Airbus has narrowed the competition down to five finalists in its fifth Fly Your Ideas challenge, the company said. The five teams represent nine nationalities and eight universities across Africa, Europe and Asia-Pacific. In partnership with the United Nations Educational, Scientific and Cultural Organization (UNESCO), Airbus garnered more than 350 entries in the biennial competition.
Next steps for the finalists include traveling to Toulouse, France, to spend a week at the Airbus ProtoSpace facility. There, teams are to prototype, test and visualize their ideas — getting to use Airbus equipment and personal guidance. When the week is over, the students are to present their projects, complete with prototype, in front of Airbus experts and personalities from aerospace and academic fields. First prize is some $31,800, while the second-place team would receive half that amount. Winners are to be announced during a live event May 17.
Here are Airbus’ descriptions of the top five ideas:
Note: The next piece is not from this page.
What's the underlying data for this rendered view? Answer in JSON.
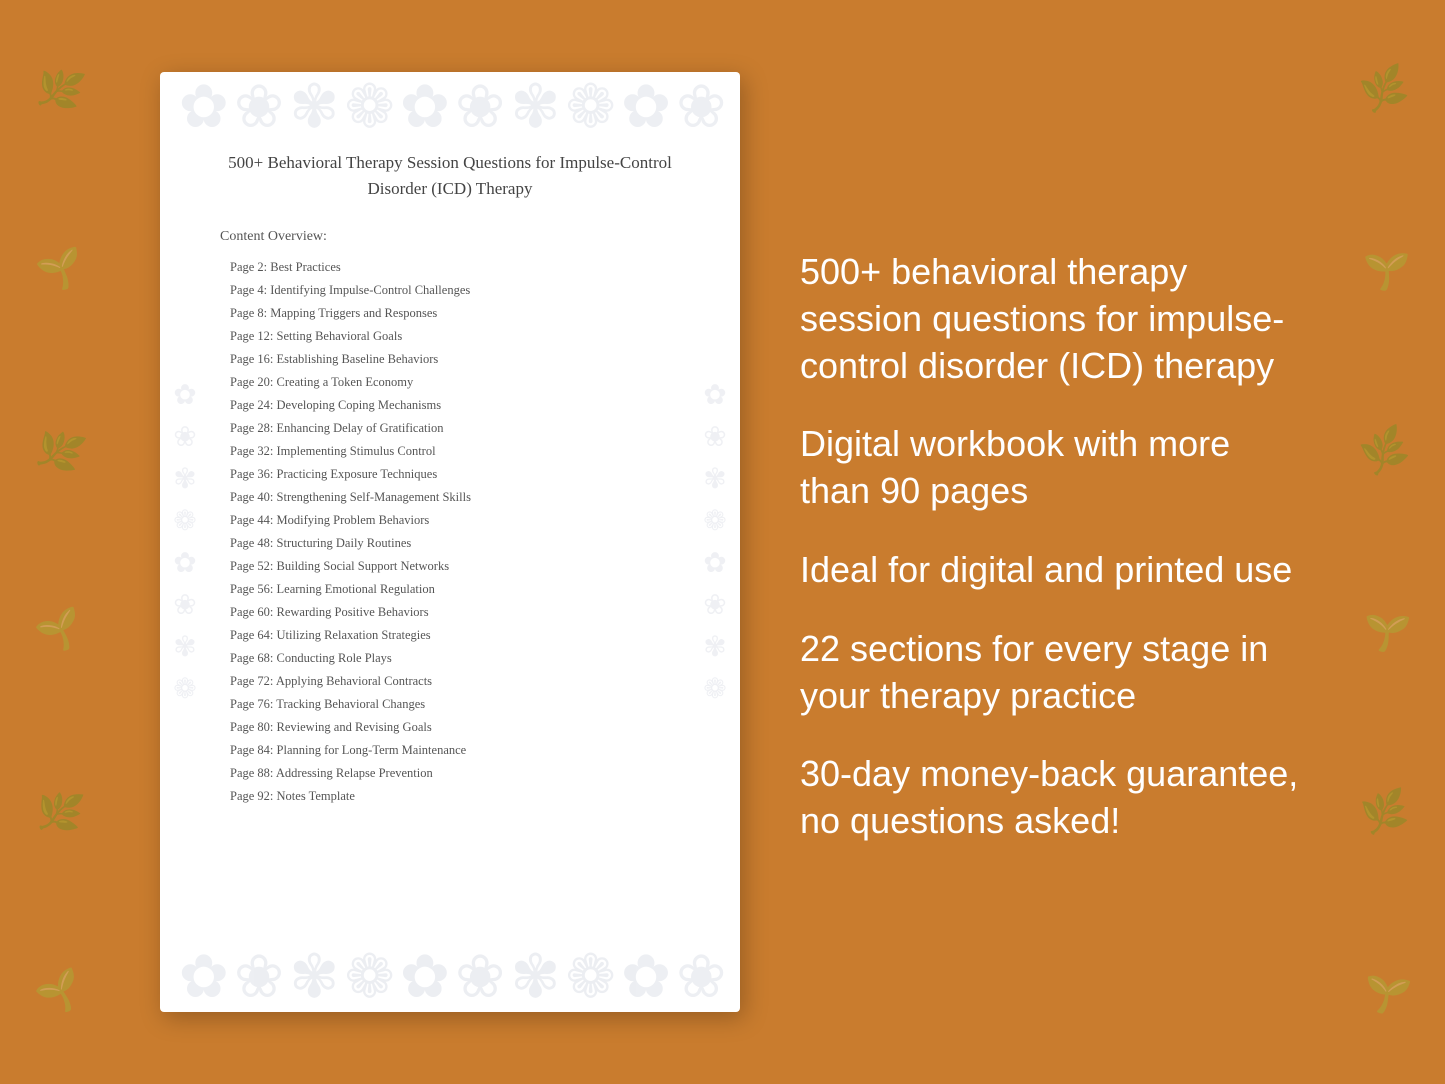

A radical concept that turns a commercial airliner into an "Earth Observation Device" by installing equipment into the belly of the aircraft to monitor ground activity during flight. An alternative to satellite imagery, it opens up new opportunities such as ecology analysis and urban planning.
An airport taxiing system that uses sensors and algorithms for automated ground traffic control, both in the tower and on the aircraft, to significantly improve aircraft traffic at airports and thus reduce emissions.
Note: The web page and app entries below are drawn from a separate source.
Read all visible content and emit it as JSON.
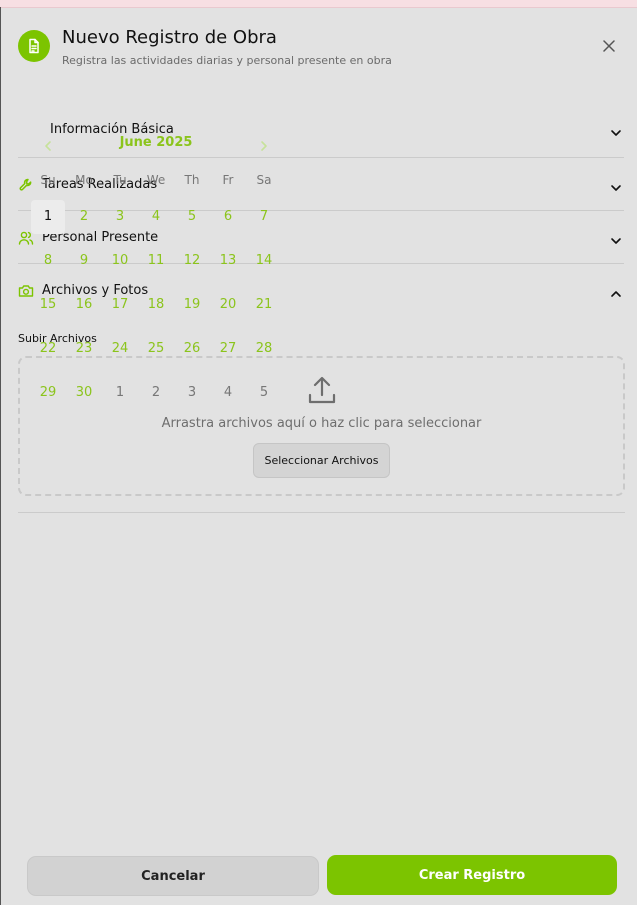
{
  "header": {
    "title": "Nuevo Registro de Obra",
    "subtitle": "Registra las actividades diarias y personal presente en obra",
    "icon": "document-icon"
  },
  "sections": [
    {
      "label": "Información Básica",
      "icon": "",
      "expanded": false
    },
    {
      "label": "Tareas Realizadas",
      "icon": "wrench-icon",
      "expanded": false
    },
    {
      "label": "Personal Presente",
      "icon": "users-icon",
      "expanded": false
    },
    {
      "label": "Archivos y Fotos",
      "icon": "camera-icon",
      "expanded": true
    }
  ],
  "upload": {
    "label": "Subir Archivos",
    "drop_text": "Arrastra archivos aquí o haz clic para seleccionar",
    "button_label": "Seleccionar Archivos"
  },
  "calendar": {
    "month_label": "June 2025",
    "weekdays": [
      "Su",
      "Mo",
      "Tu",
      "We",
      "Th",
      "Fr",
      "Sa"
    ],
    "weeks": [
      [
        "1",
        "2",
        "3",
        "4",
        "5",
        "6",
        "7"
      ],
      [
        "8",
        "9",
        "10",
        "11",
        "12",
        "13",
        "14"
      ],
      [
        "15",
        "16",
        "17",
        "18",
        "19",
        "20",
        "21"
      ],
      [
        "22",
        "23",
        "24",
        "25",
        "26",
        "27",
        "28"
      ],
      [
        "29",
        "30",
        "1",
        "2",
        "3",
        "4",
        "5"
      ]
    ],
    "selected_day": "1"
  },
  "footer": {
    "cancel_label": "Cancelar",
    "create_label": "Crear Registro"
  },
  "colors": {
    "accent": "#7cc400",
    "background": "#e2e2e2"
  }
}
A revolutionary boarding system that uses a real-time mobile app to assign boarding status to passengers according to their luggage size. The "Compact Luggage Strategy" addresses current storage issues in over-head compartments by distributing passengers across the aircraft according to the size of their baggage.
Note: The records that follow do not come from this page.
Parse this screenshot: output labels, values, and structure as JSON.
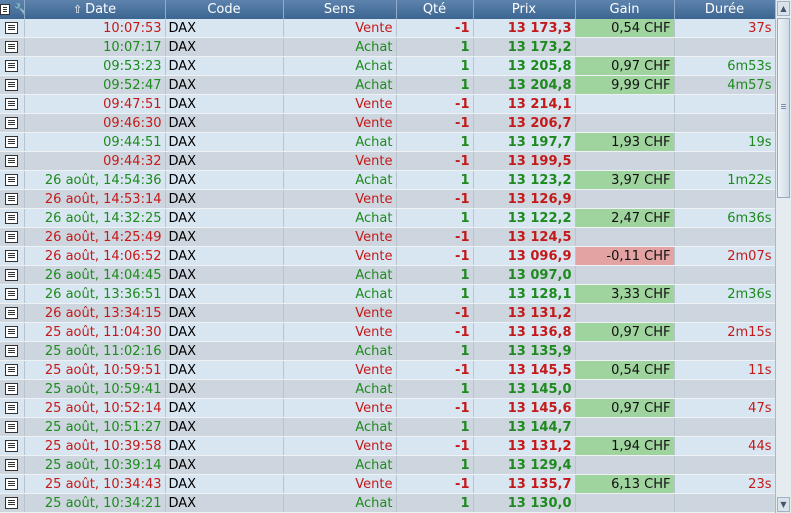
{
  "columns": {
    "date": "Date",
    "code": "Code",
    "sens": "Sens",
    "qty": "Qté",
    "price": "Prix",
    "gain": "Gain",
    "duration": "Durée"
  },
  "colors": {
    "sell": "#c41919",
    "buy": "#1d8a1d",
    "gain_positive": "#9fd49f",
    "gain_negative": "#e3a3a3",
    "header": "#4a729c"
  },
  "rows": [
    {
      "date": "10:07:53",
      "code": "DAX",
      "sens": "Vente",
      "qty": "-1",
      "price": "13 173,3",
      "gain": "0,54 CHF",
      "duration": "37s",
      "side": "sell",
      "gain_sign": "pos"
    },
    {
      "date": "10:07:17",
      "code": "DAX",
      "sens": "Achat",
      "qty": "1",
      "price": "13 173,2",
      "gain": "",
      "duration": "",
      "side": "buy",
      "gain_sign": ""
    },
    {
      "date": "09:53:23",
      "code": "DAX",
      "sens": "Achat",
      "qty": "1",
      "price": "13 205,8",
      "gain": "0,97 CHF",
      "duration": "6m53s",
      "side": "buy",
      "gain_sign": "pos"
    },
    {
      "date": "09:52:47",
      "code": "DAX",
      "sens": "Achat",
      "qty": "1",
      "price": "13 204,8",
      "gain": "9,99 CHF",
      "duration": "4m57s",
      "side": "buy",
      "gain_sign": "pos"
    },
    {
      "date": "09:47:51",
      "code": "DAX",
      "sens": "Vente",
      "qty": "-1",
      "price": "13 214,1",
      "gain": "",
      "duration": "",
      "side": "sell",
      "gain_sign": ""
    },
    {
      "date": "09:46:30",
      "code": "DAX",
      "sens": "Vente",
      "qty": "-1",
      "price": "13 206,7",
      "gain": "",
      "duration": "",
      "side": "sell",
      "gain_sign": ""
    },
    {
      "date": "09:44:51",
      "code": "DAX",
      "sens": "Achat",
      "qty": "1",
      "price": "13 197,7",
      "gain": "1,93 CHF",
      "duration": "19s",
      "side": "buy",
      "gain_sign": "pos"
    },
    {
      "date": "09:44:32",
      "code": "DAX",
      "sens": "Vente",
      "qty": "-1",
      "price": "13 199,5",
      "gain": "",
      "duration": "",
      "side": "sell",
      "gain_sign": ""
    },
    {
      "date": "26 août, 14:54:36",
      "code": "DAX",
      "sens": "Achat",
      "qty": "1",
      "price": "13 123,2",
      "gain": "3,97 CHF",
      "duration": "1m22s",
      "side": "buy",
      "gain_sign": "pos"
    },
    {
      "date": "26 août, 14:53:14",
      "code": "DAX",
      "sens": "Vente",
      "qty": "-1",
      "price": "13 126,9",
      "gain": "",
      "duration": "",
      "side": "sell",
      "gain_sign": ""
    },
    {
      "date": "26 août, 14:32:25",
      "code": "DAX",
      "sens": "Achat",
      "qty": "1",
      "price": "13 122,2",
      "gain": "2,47 CHF",
      "duration": "6m36s",
      "side": "buy",
      "gain_sign": "pos"
    },
    {
      "date": "26 août, 14:25:49",
      "code": "DAX",
      "sens": "Vente",
      "qty": "-1",
      "price": "13 124,5",
      "gain": "",
      "duration": "",
      "side": "sell",
      "gain_sign": ""
    },
    {
      "date": "26 août, 14:06:52",
      "code": "DAX",
      "sens": "Vente",
      "qty": "-1",
      "price": "13 096,9",
      "gain": "-0,11 CHF",
      "duration": "2m07s",
      "side": "sell",
      "gain_sign": "neg"
    },
    {
      "date": "26 août, 14:04:45",
      "code": "DAX",
      "sens": "Achat",
      "qty": "1",
      "price": "13 097,0",
      "gain": "",
      "duration": "",
      "side": "buy",
      "gain_sign": ""
    },
    {
      "date": "26 août, 13:36:51",
      "code": "DAX",
      "sens": "Achat",
      "qty": "1",
      "price": "13 128,1",
      "gain": "3,33 CHF",
      "duration": "2m36s",
      "side": "buy",
      "gain_sign": "pos"
    },
    {
      "date": "26 août, 13:34:15",
      "code": "DAX",
      "sens": "Vente",
      "qty": "-1",
      "price": "13 131,2",
      "gain": "",
      "duration": "",
      "side": "sell",
      "gain_sign": ""
    },
    {
      "date": "25 août, 11:04:30",
      "code": "DAX",
      "sens": "Vente",
      "qty": "-1",
      "price": "13 136,8",
      "gain": "0,97 CHF",
      "duration": "2m15s",
      "side": "sell",
      "gain_sign": "pos"
    },
    {
      "date": "25 août, 11:02:16",
      "code": "DAX",
      "sens": "Achat",
      "qty": "1",
      "price": "13 135,9",
      "gain": "",
      "duration": "",
      "side": "buy",
      "gain_sign": ""
    },
    {
      "date": "25 août, 10:59:51",
      "code": "DAX",
      "sens": "Vente",
      "qty": "-1",
      "price": "13 145,5",
      "gain": "0,54 CHF",
      "duration": "11s",
      "side": "sell",
      "gain_sign": "pos"
    },
    {
      "date": "25 août, 10:59:41",
      "code": "DAX",
      "sens": "Achat",
      "qty": "1",
      "price": "13 145,0",
      "gain": "",
      "duration": "",
      "side": "buy",
      "gain_sign": ""
    },
    {
      "date": "25 août, 10:52:14",
      "code": "DAX",
      "sens": "Vente",
      "qty": "-1",
      "price": "13 145,6",
      "gain": "0,97 CHF",
      "duration": "47s",
      "side": "sell",
      "gain_sign": "pos"
    },
    {
      "date": "25 août, 10:51:27",
      "code": "DAX",
      "sens": "Achat",
      "qty": "1",
      "price": "13 144,7",
      "gain": "",
      "duration": "",
      "side": "buy",
      "gain_sign": ""
    },
    {
      "date": "25 août, 10:39:58",
      "code": "DAX",
      "sens": "Vente",
      "qty": "-1",
      "price": "13 131,2",
      "gain": "1,94 CHF",
      "duration": "44s",
      "side": "sell",
      "gain_sign": "pos"
    },
    {
      "date": "25 août, 10:39:14",
      "code": "DAX",
      "sens": "Achat",
      "qty": "1",
      "price": "13 129,4",
      "gain": "",
      "duration": "",
      "side": "buy",
      "gain_sign": ""
    },
    {
      "date": "25 août, 10:34:43",
      "code": "DAX",
      "sens": "Vente",
      "qty": "-1",
      "price": "13 135,7",
      "gain": "6,13 CHF",
      "duration": "23s",
      "side": "sell",
      "gain_sign": "pos"
    },
    {
      "date": "25 août, 10:34:21",
      "code": "DAX",
      "sens": "Achat",
      "qty": "1",
      "price": "13 130,0",
      "gain": "",
      "duration": "",
      "side": "buy",
      "gain_sign": ""
    }
  ]
}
A clever aircraft cabin design that locates a private stowage compartment underneath passengers' feet, using the space between the cabin floor and the cargo ceiling.
A firefighting solution that incorporates modular systems using pressurized fire retardant containers fixed to fast-loadable pallets for a network of Airbus A400M aircraft, to create a system of aerial firefighting platforms that can be used for rapid wildfire suppression.